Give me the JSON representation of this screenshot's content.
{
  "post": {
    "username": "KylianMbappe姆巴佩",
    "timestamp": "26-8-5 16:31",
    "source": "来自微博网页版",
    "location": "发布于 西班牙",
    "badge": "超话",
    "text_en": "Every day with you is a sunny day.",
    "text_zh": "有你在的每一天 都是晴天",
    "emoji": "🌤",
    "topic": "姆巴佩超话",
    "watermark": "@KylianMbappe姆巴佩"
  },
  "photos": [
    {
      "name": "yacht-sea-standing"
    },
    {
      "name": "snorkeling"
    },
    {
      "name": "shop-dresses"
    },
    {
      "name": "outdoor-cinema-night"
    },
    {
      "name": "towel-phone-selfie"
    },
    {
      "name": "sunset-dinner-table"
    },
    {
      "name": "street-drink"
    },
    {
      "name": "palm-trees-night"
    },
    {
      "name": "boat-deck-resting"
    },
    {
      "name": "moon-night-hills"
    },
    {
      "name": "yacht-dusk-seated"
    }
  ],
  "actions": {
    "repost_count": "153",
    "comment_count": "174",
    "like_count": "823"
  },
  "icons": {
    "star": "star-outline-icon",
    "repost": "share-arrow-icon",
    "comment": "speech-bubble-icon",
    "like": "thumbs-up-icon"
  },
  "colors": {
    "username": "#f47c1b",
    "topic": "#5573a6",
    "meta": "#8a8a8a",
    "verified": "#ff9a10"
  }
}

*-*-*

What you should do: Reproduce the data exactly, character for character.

Problem solution:
Give me the JSON representation of this screenshot's content.
{
  "post": {
    "username": "KylianMbappe姆巴佩",
    "timestamp": "26-8-5 16:31",
    "source": "来自微博网页版",
    "location": "发布于 西班牙",
    "badge": "超话",
    "text_en": "Every day with you is a sunny day.",
    "text_zh": "有你在的每一天 都是晴天",
    "emoji": "🌤",
    "topic": "姆巴佩超话",
    "watermark": "@KylianMbappe姆巴佩"
  },
  "photos": [
    {
      "name": "yacht-sea-standing"
    },
    {
      "name": "snorkeling"
    },
    {
      "name": "shop-dresses"
    },
    {
      "name": "outdoor-cinema-night"
    },
    {
      "name": "towel-phone-selfie"
    },
    {
      "name": "sunset-dinner-table"
    },
    {
      "name": "street-drink"
    },
    {
      "name": "palm-trees-night"
    },
    {
      "name": "boat-deck-resting"
    },
    {
      "name": "moon-night-hills"
    },
    {
      "name": "yacht-dusk-seated"
    }
  ],
  "actions": {
    "repost_count": "153",
    "comment_count": "174",
    "like_count": "823"
  },
  "icons": {
    "star": "star-outline-icon",
    "repost": "share-arrow-icon",
    "comment": "speech-bubble-icon",
    "like": "thumbs-up-icon"
  },
  "colors": {
    "username": "#f47c1b",
    "topic": "#5573a6",
    "meta": "#8a8a8a",
    "verified": "#ff9a10"
  }
}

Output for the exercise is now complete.